══ EXERCISE DATA
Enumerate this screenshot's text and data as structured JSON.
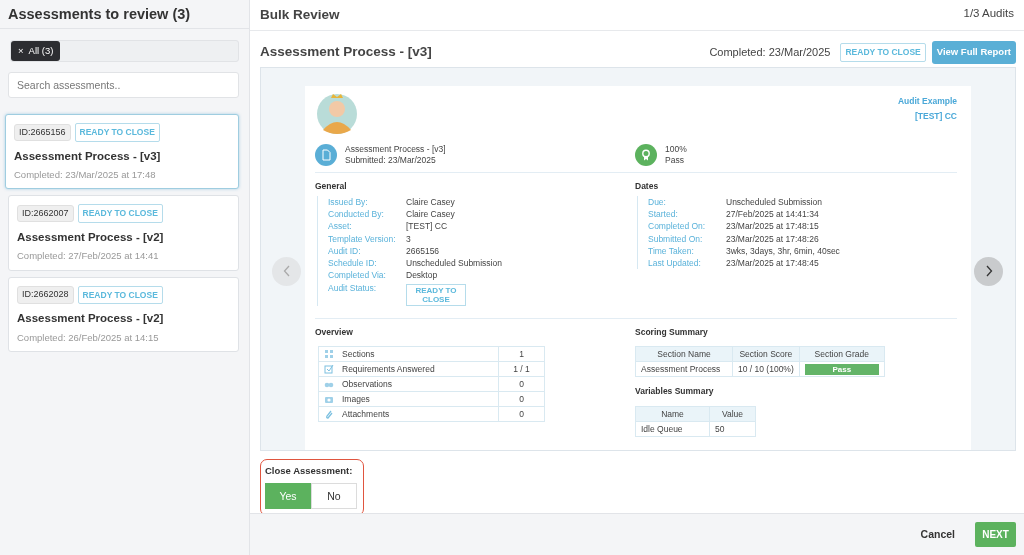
{
  "sidebar": {
    "title": "Assessments to review (3)",
    "filter_chip": {
      "remove": "×",
      "label": "All (3)"
    },
    "search": {
      "placeholder": "Search assessments.."
    },
    "items": [
      {
        "id": "ID:2665156",
        "status": "READY TO CLOSE",
        "title": "Assessment Process - [v3]",
        "completed": "Completed: 23/Mar/2025 at 17:48",
        "selected": true
      },
      {
        "id": "ID:2662007",
        "status": "READY TO CLOSE",
        "title": "Assessment Process - [v2]",
        "completed": "Completed: 27/Feb/2025 at 14:41",
        "selected": false
      },
      {
        "id": "ID:2662028",
        "status": "READY TO CLOSE",
        "title": "Assessment Process - [v2]",
        "completed": "Completed: 26/Feb/2025 at 14:15",
        "selected": false
      }
    ]
  },
  "main": {
    "title": "Bulk Review",
    "counter": "1/3 Audits"
  },
  "audit": {
    "title": "Assessment Process - [v3]",
    "completed": "Completed: 23/Mar/2025",
    "status": "READY TO CLOSE",
    "view_button": "View Full Report"
  },
  "report": {
    "header_links": [
      "Audit Example",
      "[TEST] CC"
    ],
    "summary": [
      {
        "kind": "document",
        "lines": [
          "Assessment Process - [v3]",
          "Submitted: 23/Mar/2025"
        ]
      },
      {
        "kind": "award",
        "lines": [
          "100%",
          "Pass"
        ]
      }
    ],
    "general": {
      "heading": "General",
      "fields": [
        {
          "kind": "text",
          "label": "Issued By:",
          "value": "Claire Casey"
        },
        {
          "kind": "text",
          "label": "Conducted By:",
          "value": "Claire Casey"
        },
        {
          "kind": "text",
          "label": "Asset:",
          "value": "[TEST] CC"
        },
        {
          "kind": "text",
          "label": "Template Version:",
          "value": "3"
        },
        {
          "kind": "text",
          "label": "Audit ID:",
          "value": "2665156"
        },
        {
          "kind": "text",
          "label": "Schedule ID:",
          "value": "Unscheduled Submission"
        },
        {
          "kind": "text",
          "label": "Completed Via:",
          "value": "Desktop"
        },
        {
          "kind": "badge",
          "label": "Audit Status:",
          "value": "READY TO CLOSE"
        }
      ]
    },
    "dates": {
      "heading": "Dates",
      "fields": [
        {
          "kind": "text",
          "label": "Due:",
          "value": "Unscheduled Submission"
        },
        {
          "kind": "text",
          "label": "Started:",
          "value": "27/Feb/2025 at 14:41:34"
        },
        {
          "kind": "text",
          "label": "Completed On:",
          "value": "23/Mar/2025 at 17:48:15"
        },
        {
          "kind": "text",
          "label": "Submitted On:",
          "value": "23/Mar/2025 at 17:48:26"
        },
        {
          "kind": "text",
          "label": "Time Taken:",
          "value": "3wks, 3days, 3hr, 6min, 40sec"
        },
        {
          "kind": "text",
          "label": "Last Updated:",
          "value": "23/Mar/2025 at 17:48:45"
        }
      ]
    },
    "overview": {
      "heading": "Overview",
      "rows": [
        {
          "kind": "sections",
          "label": "Sections",
          "value": "1"
        },
        {
          "kind": "requirements",
          "label": "Requirements Answered",
          "value": "1 / 1"
        },
        {
          "kind": "observations",
          "label": "Observations",
          "value": "0"
        },
        {
          "kind": "images",
          "label": "Images",
          "value": "0"
        },
        {
          "kind": "attachments",
          "label": "Attachments",
          "value": "0"
        }
      ]
    },
    "scoring": {
      "heading": "Scoring Summary",
      "columns": [
        "Section Name",
        "Section Score",
        "Section Grade"
      ],
      "rows": [
        {
          "name": "Assessment Process",
          "score": "10 / 10 (100%)",
          "grade": "Pass"
        }
      ]
    },
    "variables": {
      "heading": "Variables Summary",
      "columns": [
        "Name",
        "Value"
      ],
      "rows": [
        {
          "name": "Idle Queue",
          "value": "50"
        }
      ]
    }
  },
  "close_assessment": {
    "label": "Close Assessment:",
    "options": [
      {
        "label": "Yes",
        "selected": true
      },
      {
        "label": "No",
        "selected": false
      }
    ]
  },
  "footer": {
    "cancel": "Cancel",
    "next": "NEXT"
  }
}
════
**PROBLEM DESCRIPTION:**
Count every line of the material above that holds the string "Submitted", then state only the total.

**RESULT OF THIS TASK:**
2